I don't intend to recreate a Gentoo installation guide. That is one of my favorite aspects of Gentoo, they have excellent documentation. Here is a link to the installation guide that I am using for this installation, From here on out I will describe some specifics to my system, as well as hitches I had to work around in the installation instructions to get my system up and running.
Get the distribution
The CD I used for installation is the Gentoo LiveCD. This option ensures that your system will have the most up to date packages, as they are pulled from the internet, however it does require a fast connection to the internet - so if you don't have a connection to the internet, or you have a slow connection you should consider using one of the stage cd's.
Start SSHD and set a root password
After booting into the live cd, (i used gentoo dopcmia for my boot options) you will need to start sshd and create a root password (so you can do this from a machine that is more comfortable to work on, via ssh).
# /etc/init.d/sshd start (start ssh dameon)
# /sbin/ifconfig (find out your ip address, and make sure the networking autoconfigured itself.
Create new Partitions
Using fdisc, i created 2 new extended partitions - one for boot at 50 MB, and the other as the root partition with all remaining disc space. Since this is my laptop and I have a fileserver on my network I am not creating any additional data partitions - this is often a good idea though if you like to keep things seperate from the OS. Here is what my partition layout looks like after the reconfiguration:
255 heads, 63 sectors/track, 7296 cylinders
Units = cylinders of 16065 * 512 = 8225280 bytes
Device Boot Start End Blocks Id System
/dev/hda1 * 1 2912 23390608+ 7 HPFS/NTFS
/dev/hda2 2913 2918 48195 83 Linux
/dev/hda3 2919 4999 16715632+ 83 Linux
/dev/hda4 5000 7296 18450652+ f Win95 Ext'd (LBA)
/dev/hda5 5000 5129 1044193+ 82 Linux swap
/dev/hda6 5130 5136 56196 83 Linux
/dev/hda7 5137 7296 17350168+ 83 Linux
Get the most recent stage tarball
I just use stage 3 to install. Though I am a bit curious about the process of installing from a stage 1 tar ball, I assume the compiling will take a very very long time (from what I have read of other folks experiences). Rather than using the stage tarball on the livecd, I choose to download one from the mirrors. This should give me a more recent set of packages so that my first emerge world won't take forever.
Configuring Compile options
I followed the steps in the gentoo guide exactly for this section.

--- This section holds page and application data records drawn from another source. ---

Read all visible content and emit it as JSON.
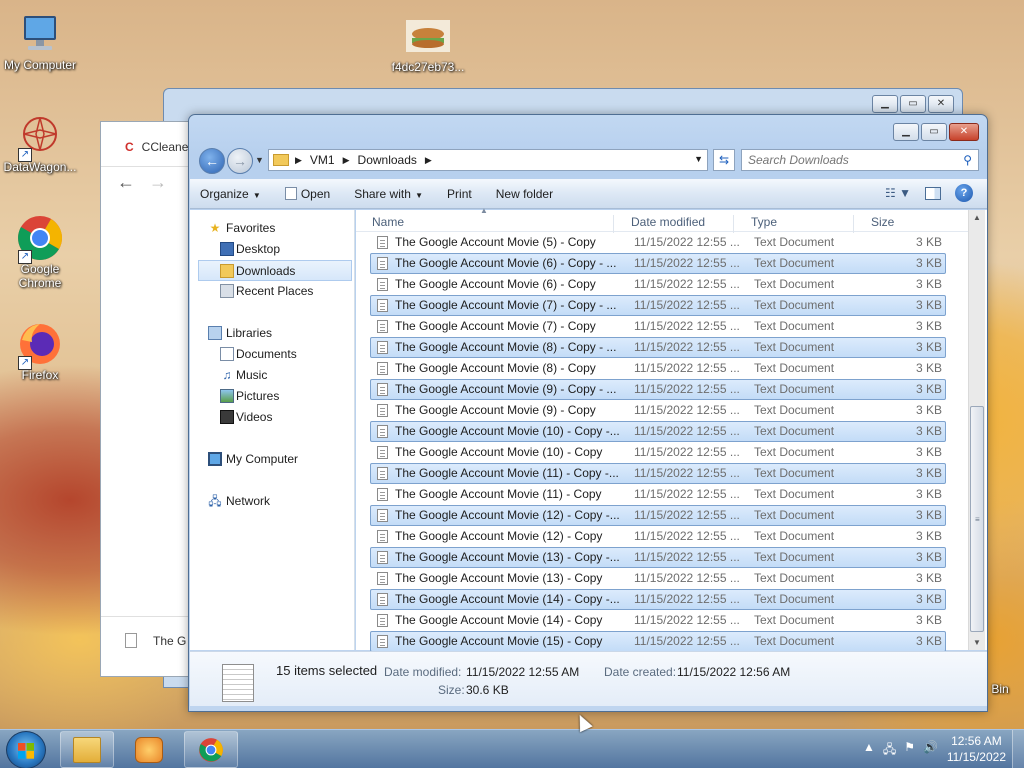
{
  "desktop": {
    "icons": [
      {
        "label": "My Computer"
      },
      {
        "label": "DataWagon..."
      },
      {
        "label": "Google Chrome"
      },
      {
        "label": "Firefox"
      },
      {
        "label": "f4dc27eb73..."
      },
      {
        "label": "Bin"
      }
    ]
  },
  "chrome_window": {
    "tab_title": "CCleane",
    "download_item": "The G"
  },
  "explorer": {
    "breadcrumbs": [
      "VM1",
      "Downloads"
    ],
    "search_placeholder": "Search Downloads",
    "toolbar": {
      "organize": "Organize",
      "open": "Open",
      "share_with": "Share with",
      "print": "Print",
      "new_folder": "New folder"
    },
    "nav": {
      "favorites": "Favorites",
      "desktop": "Desktop",
      "downloads": "Downloads",
      "recent_places": "Recent Places",
      "libraries": "Libraries",
      "documents": "Documents",
      "music": "Music",
      "pictures": "Pictures",
      "videos": "Videos",
      "my_computer": "My Computer",
      "network": "Network"
    },
    "columns": {
      "name": "Name",
      "date": "Date modified",
      "type": "Type",
      "size": "Size"
    },
    "files": [
      {
        "name": "The Google Account Movie (5) - Copy",
        "date": "11/15/2022 12:55 ...",
        "type": "Text Document",
        "size": "3 KB",
        "selected": false
      },
      {
        "name": "The Google Account Movie (6) - Copy - ...",
        "date": "11/15/2022 12:55 ...",
        "type": "Text Document",
        "size": "3 KB",
        "selected": true
      },
      {
        "name": "The Google Account Movie (6) - Copy",
        "date": "11/15/2022 12:55 ...",
        "type": "Text Document",
        "size": "3 KB",
        "selected": false
      },
      {
        "name": "The Google Account Movie (7) - Copy - ...",
        "date": "11/15/2022 12:55 ...",
        "type": "Text Document",
        "size": "3 KB",
        "selected": true
      },
      {
        "name": "The Google Account Movie (7) - Copy",
        "date": "11/15/2022 12:55 ...",
        "type": "Text Document",
        "size": "3 KB",
        "selected": false
      },
      {
        "name": "The Google Account Movie (8) - Copy - ...",
        "date": "11/15/2022 12:55 ...",
        "type": "Text Document",
        "size": "3 KB",
        "selected": true
      },
      {
        "name": "The Google Account Movie (8) - Copy",
        "date": "11/15/2022 12:55 ...",
        "type": "Text Document",
        "size": "3 KB",
        "selected": false
      },
      {
        "name": "The Google Account Movie (9) - Copy - ...",
        "date": "11/15/2022 12:55 ...",
        "type": "Text Document",
        "size": "3 KB",
        "selected": true
      },
      {
        "name": "The Google Account Movie (9) - Copy",
        "date": "11/15/2022 12:55 ...",
        "type": "Text Document",
        "size": "3 KB",
        "selected": false
      },
      {
        "name": "The Google Account Movie (10) - Copy -...",
        "date": "11/15/2022 12:55 ...",
        "type": "Text Document",
        "size": "3 KB",
        "selected": true
      },
      {
        "name": "The Google Account Movie (10) - Copy",
        "date": "11/15/2022 12:55 ...",
        "type": "Text Document",
        "size": "3 KB",
        "selected": false
      },
      {
        "name": "The Google Account Movie (11) - Copy -...",
        "date": "11/15/2022 12:55 ...",
        "type": "Text Document",
        "size": "3 KB",
        "selected": true
      },
      {
        "name": "The Google Account Movie (11) - Copy",
        "date": "11/15/2022 12:55 ...",
        "type": "Text Document",
        "size": "3 KB",
        "selected": false
      },
      {
        "name": "The Google Account Movie (12) - Copy -...",
        "date": "11/15/2022 12:55 ...",
        "type": "Text Document",
        "size": "3 KB",
        "selected": true
      },
      {
        "name": "The Google Account Movie (12) - Copy",
        "date": "11/15/2022 12:55 ...",
        "type": "Text Document",
        "size": "3 KB",
        "selected": false
      },
      {
        "name": "The Google Account Movie (13) - Copy -...",
        "date": "11/15/2022 12:55 ...",
        "type": "Text Document",
        "size": "3 KB",
        "selected": true
      },
      {
        "name": "The Google Account Movie (13) - Copy",
        "date": "11/15/2022 12:55 ...",
        "type": "Text Document",
        "size": "3 KB",
        "selected": false
      },
      {
        "name": "The Google Account Movie (14) - Copy -...",
        "date": "11/15/2022 12:55 ...",
        "type": "Text Document",
        "size": "3 KB",
        "selected": true
      },
      {
        "name": "The Google Account Movie (14) - Copy",
        "date": "11/15/2022 12:55 ...",
        "type": "Text Document",
        "size": "3 KB",
        "selected": false
      },
      {
        "name": "The Google Account Movie (15) - Copy",
        "date": "11/15/2022 12:55 ...",
        "type": "Text Document",
        "size": "3 KB",
        "selected": true
      }
    ],
    "details": {
      "count": "15 items selected",
      "date_modified_label": "Date modified:",
      "date_modified": "11/15/2022 12:55 AM",
      "date_created_label": "Date created:",
      "date_created": "11/15/2022 12:56 AM",
      "size_label": "Size:",
      "size": "30.6 KB"
    }
  },
  "taskbar": {
    "time": "12:56 AM",
    "date": "11/15/2022"
  },
  "colors": {
    "selection": "#c3dcf7",
    "selection_border": "#7da2ce",
    "accent": "#1d5fbd"
  }
}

The first step of installing the Gentoo Base System caused an error for me. mirrorselect didn't work properly and appended some lines to my /etc/make.conf file. After removing them I was able to chroot in.
The next steps were fine following the instructions. I choose the gaming-sources. I choose them because, for 1, I like gaming, but they are also very high performance sources optimized for heavy graphics and sound.
As with the choice of stage, here I am leaning towards convenience and speed of installation, rather than towards pure customization. In this case I will forgo manual kernel configuration in favor of the genkernel script, provided by Gentoo. I have used this in the past, and for x86 architecture it is quite reliable.
OK ... genkernel all takes a long time. It has been 5 hours so far. Maybe a custom configuration would work better.